_ABOUT THIS EXERCISE_
Return all lines below containing the word "title".

_INPUT FOR THIS TASK_

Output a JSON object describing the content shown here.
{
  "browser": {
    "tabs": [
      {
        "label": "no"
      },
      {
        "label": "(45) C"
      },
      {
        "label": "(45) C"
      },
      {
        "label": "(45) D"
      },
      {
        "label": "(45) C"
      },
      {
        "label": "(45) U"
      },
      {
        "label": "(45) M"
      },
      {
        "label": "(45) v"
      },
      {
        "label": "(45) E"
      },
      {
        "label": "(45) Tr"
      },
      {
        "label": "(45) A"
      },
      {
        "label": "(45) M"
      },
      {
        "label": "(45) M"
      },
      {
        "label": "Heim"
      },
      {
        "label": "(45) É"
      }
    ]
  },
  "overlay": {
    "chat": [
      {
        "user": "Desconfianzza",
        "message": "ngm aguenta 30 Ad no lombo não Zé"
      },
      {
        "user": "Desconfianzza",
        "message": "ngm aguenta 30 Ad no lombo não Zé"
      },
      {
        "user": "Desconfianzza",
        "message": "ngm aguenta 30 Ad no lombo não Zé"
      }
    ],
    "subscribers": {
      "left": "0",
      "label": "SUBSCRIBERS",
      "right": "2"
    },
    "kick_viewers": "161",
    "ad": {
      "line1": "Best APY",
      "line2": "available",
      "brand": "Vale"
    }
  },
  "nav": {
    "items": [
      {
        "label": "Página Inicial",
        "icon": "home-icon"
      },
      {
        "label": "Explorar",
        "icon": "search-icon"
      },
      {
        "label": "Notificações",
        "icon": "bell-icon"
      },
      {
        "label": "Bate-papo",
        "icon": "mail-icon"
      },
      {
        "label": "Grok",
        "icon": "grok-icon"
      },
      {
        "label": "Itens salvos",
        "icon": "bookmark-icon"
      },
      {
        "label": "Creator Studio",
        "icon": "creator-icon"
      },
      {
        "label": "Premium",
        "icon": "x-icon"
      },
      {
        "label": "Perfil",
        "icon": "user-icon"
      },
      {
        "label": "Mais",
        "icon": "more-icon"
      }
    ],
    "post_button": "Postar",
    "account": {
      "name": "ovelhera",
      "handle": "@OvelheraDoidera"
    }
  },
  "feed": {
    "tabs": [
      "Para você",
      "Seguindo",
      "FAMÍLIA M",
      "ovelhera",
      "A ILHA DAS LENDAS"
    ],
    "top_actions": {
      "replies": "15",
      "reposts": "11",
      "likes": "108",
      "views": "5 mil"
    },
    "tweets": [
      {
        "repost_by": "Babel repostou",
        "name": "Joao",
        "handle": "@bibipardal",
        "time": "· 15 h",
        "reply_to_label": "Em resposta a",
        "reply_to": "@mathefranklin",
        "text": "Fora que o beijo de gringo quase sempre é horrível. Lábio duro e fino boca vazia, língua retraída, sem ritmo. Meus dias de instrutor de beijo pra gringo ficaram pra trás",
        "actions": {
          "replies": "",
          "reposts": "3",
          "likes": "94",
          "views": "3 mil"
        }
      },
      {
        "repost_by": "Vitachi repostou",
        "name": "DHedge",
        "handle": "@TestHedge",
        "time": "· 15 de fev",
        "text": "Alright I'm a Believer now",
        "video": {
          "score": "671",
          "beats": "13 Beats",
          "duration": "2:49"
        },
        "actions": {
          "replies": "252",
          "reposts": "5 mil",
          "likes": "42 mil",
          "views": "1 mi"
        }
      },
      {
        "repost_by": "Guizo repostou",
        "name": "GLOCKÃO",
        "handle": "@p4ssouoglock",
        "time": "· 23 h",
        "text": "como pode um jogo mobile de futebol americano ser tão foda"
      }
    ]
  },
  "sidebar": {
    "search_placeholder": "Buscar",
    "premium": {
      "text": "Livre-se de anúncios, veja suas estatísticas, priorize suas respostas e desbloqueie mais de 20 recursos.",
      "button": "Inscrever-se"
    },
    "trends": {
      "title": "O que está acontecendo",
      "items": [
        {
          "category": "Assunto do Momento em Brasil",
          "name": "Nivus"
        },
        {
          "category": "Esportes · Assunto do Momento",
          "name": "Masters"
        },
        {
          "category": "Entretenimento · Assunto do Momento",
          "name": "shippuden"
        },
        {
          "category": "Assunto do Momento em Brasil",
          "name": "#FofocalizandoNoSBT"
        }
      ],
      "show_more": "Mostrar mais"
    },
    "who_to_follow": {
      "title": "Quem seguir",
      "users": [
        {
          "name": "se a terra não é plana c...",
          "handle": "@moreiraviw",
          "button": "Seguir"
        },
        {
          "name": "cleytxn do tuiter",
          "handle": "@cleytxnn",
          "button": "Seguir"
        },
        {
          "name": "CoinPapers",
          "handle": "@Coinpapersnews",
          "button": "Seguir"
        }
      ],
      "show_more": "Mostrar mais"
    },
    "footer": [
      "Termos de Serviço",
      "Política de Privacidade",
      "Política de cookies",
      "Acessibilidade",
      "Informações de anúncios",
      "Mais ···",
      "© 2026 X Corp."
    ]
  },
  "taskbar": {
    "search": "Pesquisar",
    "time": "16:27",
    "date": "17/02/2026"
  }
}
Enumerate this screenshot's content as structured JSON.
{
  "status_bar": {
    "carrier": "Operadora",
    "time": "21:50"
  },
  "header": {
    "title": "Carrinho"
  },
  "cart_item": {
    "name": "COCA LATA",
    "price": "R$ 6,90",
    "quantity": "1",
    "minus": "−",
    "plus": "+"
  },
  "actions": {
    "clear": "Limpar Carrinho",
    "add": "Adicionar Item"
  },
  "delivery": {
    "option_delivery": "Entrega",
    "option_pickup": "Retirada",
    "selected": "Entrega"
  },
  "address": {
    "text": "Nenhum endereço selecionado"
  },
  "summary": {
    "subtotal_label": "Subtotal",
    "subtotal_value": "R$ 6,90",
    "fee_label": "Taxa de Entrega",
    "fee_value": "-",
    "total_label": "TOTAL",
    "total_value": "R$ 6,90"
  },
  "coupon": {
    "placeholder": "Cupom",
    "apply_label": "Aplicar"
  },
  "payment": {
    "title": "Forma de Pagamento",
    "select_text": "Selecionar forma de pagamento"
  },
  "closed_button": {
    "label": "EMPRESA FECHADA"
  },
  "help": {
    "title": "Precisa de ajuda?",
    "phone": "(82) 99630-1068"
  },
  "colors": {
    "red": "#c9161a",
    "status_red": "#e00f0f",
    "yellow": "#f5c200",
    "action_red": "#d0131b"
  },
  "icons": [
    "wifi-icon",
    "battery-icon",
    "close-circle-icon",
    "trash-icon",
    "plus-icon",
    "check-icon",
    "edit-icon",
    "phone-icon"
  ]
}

_ANSWER TO THIS TASK_
      "title": "O que está acontecendo",
      "title": "Quem seguir",
    "title": "Carrinho"
    "title": "Forma de Pagamento",
    "title": "Precisa de ajuda?",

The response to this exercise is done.